**Task instructions**: Check each line of the entries below for the word "title", and copy the lines that have it.

**Component data from apps and pages**:
══════════

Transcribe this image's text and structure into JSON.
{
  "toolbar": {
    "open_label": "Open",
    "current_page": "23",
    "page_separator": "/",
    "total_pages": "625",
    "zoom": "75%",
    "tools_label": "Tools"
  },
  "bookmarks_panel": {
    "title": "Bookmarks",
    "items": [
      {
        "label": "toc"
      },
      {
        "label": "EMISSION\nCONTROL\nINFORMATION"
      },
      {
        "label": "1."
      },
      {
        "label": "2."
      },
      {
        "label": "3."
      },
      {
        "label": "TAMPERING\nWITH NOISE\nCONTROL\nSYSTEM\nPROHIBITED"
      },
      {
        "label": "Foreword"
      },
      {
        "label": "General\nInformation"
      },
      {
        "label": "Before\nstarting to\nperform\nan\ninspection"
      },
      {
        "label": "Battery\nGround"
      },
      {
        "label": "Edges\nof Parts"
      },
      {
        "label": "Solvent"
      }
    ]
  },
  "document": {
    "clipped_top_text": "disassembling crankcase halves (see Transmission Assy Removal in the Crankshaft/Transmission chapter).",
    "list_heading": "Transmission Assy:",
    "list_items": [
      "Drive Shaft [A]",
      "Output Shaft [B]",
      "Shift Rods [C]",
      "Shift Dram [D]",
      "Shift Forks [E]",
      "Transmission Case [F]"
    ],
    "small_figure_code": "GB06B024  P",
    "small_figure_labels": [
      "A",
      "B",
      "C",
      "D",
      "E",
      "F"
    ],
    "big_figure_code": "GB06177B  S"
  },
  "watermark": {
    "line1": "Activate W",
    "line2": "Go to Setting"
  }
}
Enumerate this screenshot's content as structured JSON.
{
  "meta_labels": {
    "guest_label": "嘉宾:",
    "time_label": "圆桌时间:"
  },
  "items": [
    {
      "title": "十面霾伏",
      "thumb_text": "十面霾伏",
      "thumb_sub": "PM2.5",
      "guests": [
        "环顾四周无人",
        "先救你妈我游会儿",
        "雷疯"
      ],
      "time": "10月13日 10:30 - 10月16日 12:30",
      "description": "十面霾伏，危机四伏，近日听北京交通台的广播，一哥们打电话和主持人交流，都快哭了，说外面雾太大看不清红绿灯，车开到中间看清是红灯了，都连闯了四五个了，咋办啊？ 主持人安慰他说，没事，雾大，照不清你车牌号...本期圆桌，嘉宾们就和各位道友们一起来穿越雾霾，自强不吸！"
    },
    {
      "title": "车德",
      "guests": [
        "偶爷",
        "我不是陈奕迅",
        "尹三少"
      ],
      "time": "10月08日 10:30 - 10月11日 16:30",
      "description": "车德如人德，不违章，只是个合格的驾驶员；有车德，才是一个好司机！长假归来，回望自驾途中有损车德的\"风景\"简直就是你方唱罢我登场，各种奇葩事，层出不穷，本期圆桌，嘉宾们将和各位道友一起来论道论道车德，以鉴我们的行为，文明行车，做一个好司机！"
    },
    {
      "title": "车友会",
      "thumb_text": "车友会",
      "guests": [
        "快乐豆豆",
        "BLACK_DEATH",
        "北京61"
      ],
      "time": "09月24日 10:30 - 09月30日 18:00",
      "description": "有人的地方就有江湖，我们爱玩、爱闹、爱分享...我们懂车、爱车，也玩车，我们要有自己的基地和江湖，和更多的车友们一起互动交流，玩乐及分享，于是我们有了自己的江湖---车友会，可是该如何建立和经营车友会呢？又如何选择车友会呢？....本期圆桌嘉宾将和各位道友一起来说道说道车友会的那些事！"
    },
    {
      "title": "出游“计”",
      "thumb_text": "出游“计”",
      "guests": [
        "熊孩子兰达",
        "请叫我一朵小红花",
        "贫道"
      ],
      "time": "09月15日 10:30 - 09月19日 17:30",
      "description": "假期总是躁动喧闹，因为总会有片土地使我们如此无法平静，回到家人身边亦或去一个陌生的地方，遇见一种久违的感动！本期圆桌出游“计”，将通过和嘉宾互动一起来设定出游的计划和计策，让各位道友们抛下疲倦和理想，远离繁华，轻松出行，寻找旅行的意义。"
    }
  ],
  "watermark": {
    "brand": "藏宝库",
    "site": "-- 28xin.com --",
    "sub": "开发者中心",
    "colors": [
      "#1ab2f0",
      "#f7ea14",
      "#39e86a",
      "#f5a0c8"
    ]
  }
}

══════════

**Solution to this exercise**:
    "title": "Bookmarks",
      "title": "十面霾伏",
      "title": "车德",
      "title": "车友会",
      "title": "出游“计”",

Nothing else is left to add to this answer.